Dr. Postow is part of a team led by medical oncologist and immunologist Jedd D. Wolchok, M.D., Ph.D., that reported in the New England Journal of Medicine a case of a woman with metastatic melanoma (Postow MA, Callahan MG, Barker CA, et al. N Engl J Med. 2012;366(10):925-931).

The patient had been enrolled in a clinical trial and treated with ipilimumab as part of her treatment, which failed to halt the spread of the disease. However, after she received palliative radiotherapy for back pain resulting from a paraspinal mass, her targeted paraspinal mass as well as lesions outside the irradiated area remarkably regressed.

"What made this case particularly interesting to us is that this is the first time that we have seen that there was a clear, documented case where someone really benefited with a combination of radiotherapy when it was administered with ipilimumab," Dr. Postow says.

Researchers hope this finding will lead to further investigation of possible mechanisms of synergy between the two anticancer treatments and potentially increase the number of patients benefiting from ipilimumab.

The patient's response after radiotherapy hinted that radiotherapy may have boosted the efficacy of ipilimumab.

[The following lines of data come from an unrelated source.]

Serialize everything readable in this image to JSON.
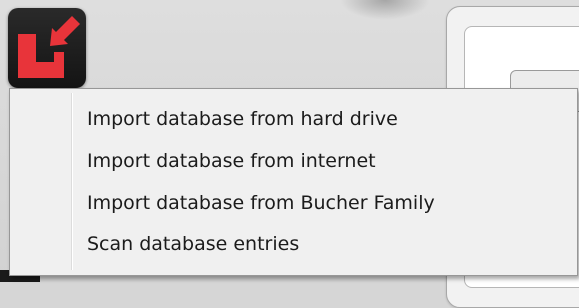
{
  "toolbar": {
    "import_icon": "import-arrow-icon",
    "import_icon_color": "#e8343a"
  },
  "menu": {
    "items": [
      {
        "label": "Import database from hard drive"
      },
      {
        "label": "Import database from internet"
      },
      {
        "label": "Import database from Bucher Family"
      },
      {
        "label": "Scan database entries"
      }
    ]
  },
  "colors": {
    "menu_background": "#f0f0f0",
    "menu_border": "#979797",
    "text": "#1b1b1b",
    "icon_background": "#1a1a1a"
  }
}
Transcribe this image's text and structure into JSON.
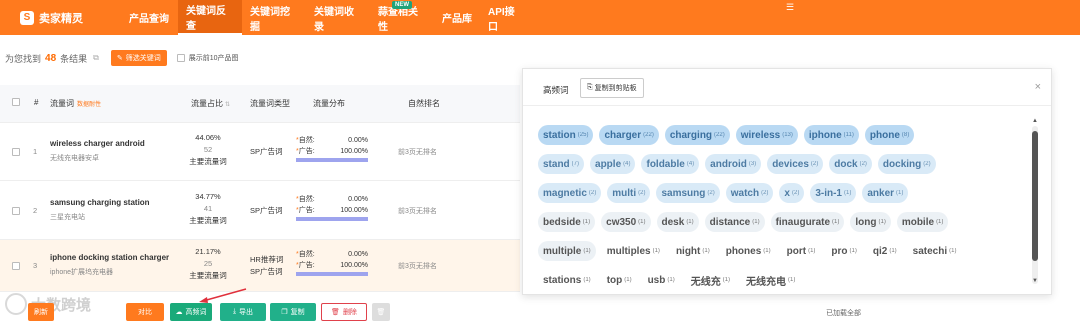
{
  "app": {
    "logo_text": "卖家精灵",
    "logo_mark": "S"
  },
  "nav": [
    {
      "label": "产品查询",
      "width": 58
    },
    {
      "label": "关键词反查",
      "active": true,
      "width": 64
    },
    {
      "label": "关键词挖掘",
      "width": 64
    },
    {
      "label": "关键词收录",
      "width": 64
    },
    {
      "label": "蒜查相关性",
      "new": "NEW",
      "width": 64
    },
    {
      "label": "产品库",
      "width": 46
    },
    {
      "label": "API接口",
      "width": 52
    }
  ],
  "toolbar": {
    "result_prefix": "为您找到",
    "result_count": "48",
    "result_suffix": "条结果",
    "filter_button": "筛选关键词",
    "show_top_label": "展示前10产品图"
  },
  "table": {
    "headers": {
      "keyword": "流量词",
      "keyword_sub": "数据耐性",
      "share": "流量占比",
      "type": "流量词类型",
      "distribution": "流量分布",
      "rank": "自然排名"
    },
    "rows": [
      {
        "index": "1",
        "keyword_en": "wireless charger android",
        "keyword_cn": "无线充电器安卓",
        "share_pct": "44.06%",
        "share_num": "52",
        "share_label": "主要流量词",
        "types": [
          "SP广告词"
        ],
        "natural_label": "自然:",
        "natural_pct": "0.00%",
        "ad_label": "广告:",
        "ad_pct": "100.00%",
        "ad_fill": 1.0,
        "rank": "前3页无排名"
      },
      {
        "index": "2",
        "keyword_en": "samsung charging station",
        "keyword_cn": "三星充电站",
        "share_pct": "34.77%",
        "share_num": "41",
        "share_label": "主要流量词",
        "types": [
          "SP广告词"
        ],
        "natural_label": "自然:",
        "natural_pct": "0.00%",
        "ad_label": "广告:",
        "ad_pct": "100.00%",
        "ad_fill": 1.0,
        "rank": "前3页无排名"
      },
      {
        "index": "3",
        "keyword_en": "iphone docking station charger",
        "keyword_cn": "iphone扩展坞充电器",
        "share_pct": "21.17%",
        "share_num": "25",
        "share_label": "主要流量词",
        "types": [
          "HR推荐词",
          "SP广告词"
        ],
        "natural_label": "自然:",
        "natural_pct": "0.00%",
        "ad_label": "广告:",
        "ad_pct": "100.00%",
        "ad_fill": 1.0,
        "rank": "前3页无排名",
        "highlighted": true
      }
    ]
  },
  "bottom": {
    "refresh": "刷新",
    "compare": "对比",
    "high_freq": "高频词",
    "export": "导出",
    "copy": "复制",
    "delete": "删除",
    "loaded_all": "已加载全部",
    "watermark": "大数跨境"
  },
  "popup": {
    "title": "高频词",
    "copy_button": "复制到剪贴板",
    "close": "×",
    "tag_colors": {
      "high_bg": "#b9d9f3",
      "high_fg": "#3a6f9e",
      "mid_bg": "#d9eaf7",
      "mid_fg": "#4d7ba3",
      "low_bg": "#ecf1f5",
      "low_fg": "#555555"
    },
    "rows": [
      [
        {
          "word": "station",
          "count": "(25)",
          "level": "high"
        },
        {
          "word": "charger",
          "count": "(22)",
          "level": "high"
        },
        {
          "word": "charging",
          "count": "(22)",
          "level": "high"
        },
        {
          "word": "wireless",
          "count": "(13)",
          "level": "high"
        },
        {
          "word": "iphone",
          "count": "(11)",
          "level": "high"
        },
        {
          "word": "phone",
          "count": "(8)",
          "level": "high"
        }
      ],
      [
        {
          "word": "stand",
          "count": "(7)",
          "level": "mid"
        },
        {
          "word": "apple",
          "count": "(4)",
          "level": "mid"
        },
        {
          "word": "foldable",
          "count": "(4)",
          "level": "mid"
        },
        {
          "word": "android",
          "count": "(3)",
          "level": "mid"
        },
        {
          "word": "devices",
          "count": "(2)",
          "level": "mid"
        },
        {
          "word": "dock",
          "count": "(2)",
          "level": "mid"
        },
        {
          "word": "docking",
          "count": "(2)",
          "level": "mid"
        }
      ],
      [
        {
          "word": "magnetic",
          "count": "(2)",
          "level": "mid"
        },
        {
          "word": "multi",
          "count": "(2)",
          "level": "mid"
        },
        {
          "word": "samsung",
          "count": "(2)",
          "level": "mid"
        },
        {
          "word": "watch",
          "count": "(2)",
          "level": "mid"
        },
        {
          "word": "x",
          "count": "(2)",
          "level": "mid"
        },
        {
          "word": "3-in-1",
          "count": "(1)",
          "level": "mid"
        },
        {
          "word": "anker",
          "count": "(1)",
          "level": "mid"
        }
      ],
      [
        {
          "word": "bedside",
          "count": "(1)",
          "level": "low"
        },
        {
          "word": "cw350",
          "count": "(1)",
          "level": "low"
        },
        {
          "word": "desk",
          "count": "(1)",
          "level": "low"
        },
        {
          "word": "distance",
          "count": "(1)",
          "level": "low"
        },
        {
          "word": "finaugurate",
          "count": "(1)",
          "level": "low"
        },
        {
          "word": "long",
          "count": "(1)",
          "level": "low"
        },
        {
          "word": "mobile",
          "count": "(1)",
          "level": "low"
        }
      ],
      [
        {
          "word": "multiple",
          "count": "(1)",
          "level": "low"
        },
        {
          "word": "multiples",
          "count": "(1)",
          "level": "plain"
        },
        {
          "word": "night",
          "count": "(1)",
          "level": "plain"
        },
        {
          "word": "phones",
          "count": "(1)",
          "level": "plain"
        },
        {
          "word": "port",
          "count": "(1)",
          "level": "plain"
        },
        {
          "word": "pro",
          "count": "(1)",
          "level": "plain"
        },
        {
          "word": "qi2",
          "count": "(1)",
          "level": "plain"
        },
        {
          "word": "satechi",
          "count": "(1)",
          "level": "plain"
        }
      ],
      [
        {
          "word": "stations",
          "count": "(1)",
          "level": "plain"
        },
        {
          "word": "top",
          "count": "(1)",
          "level": "plain"
        },
        {
          "word": "usb",
          "count": "(1)",
          "level": "plain"
        },
        {
          "word": "无线充",
          "count": "(1)",
          "level": "plain"
        },
        {
          "word": "无线充电",
          "count": "(1)",
          "level": "plain"
        }
      ]
    ]
  }
}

"It's a little bit different in our patient because she had been getting ipilimumab for quite a long time, and it hadn't been working as we had been hoping, in that her tumors were slowly increasing in size," Dr. Postow says.

"It wasn't until the radiation was delivered that her tumors started to regress and decrease in size," he says.

The medical literature reports a rare occurrence known as the abscopal effect, resulting in regression of tumors outside the irradiated area when radiotherapy is targeted to one tumor area, Dr. Postow says.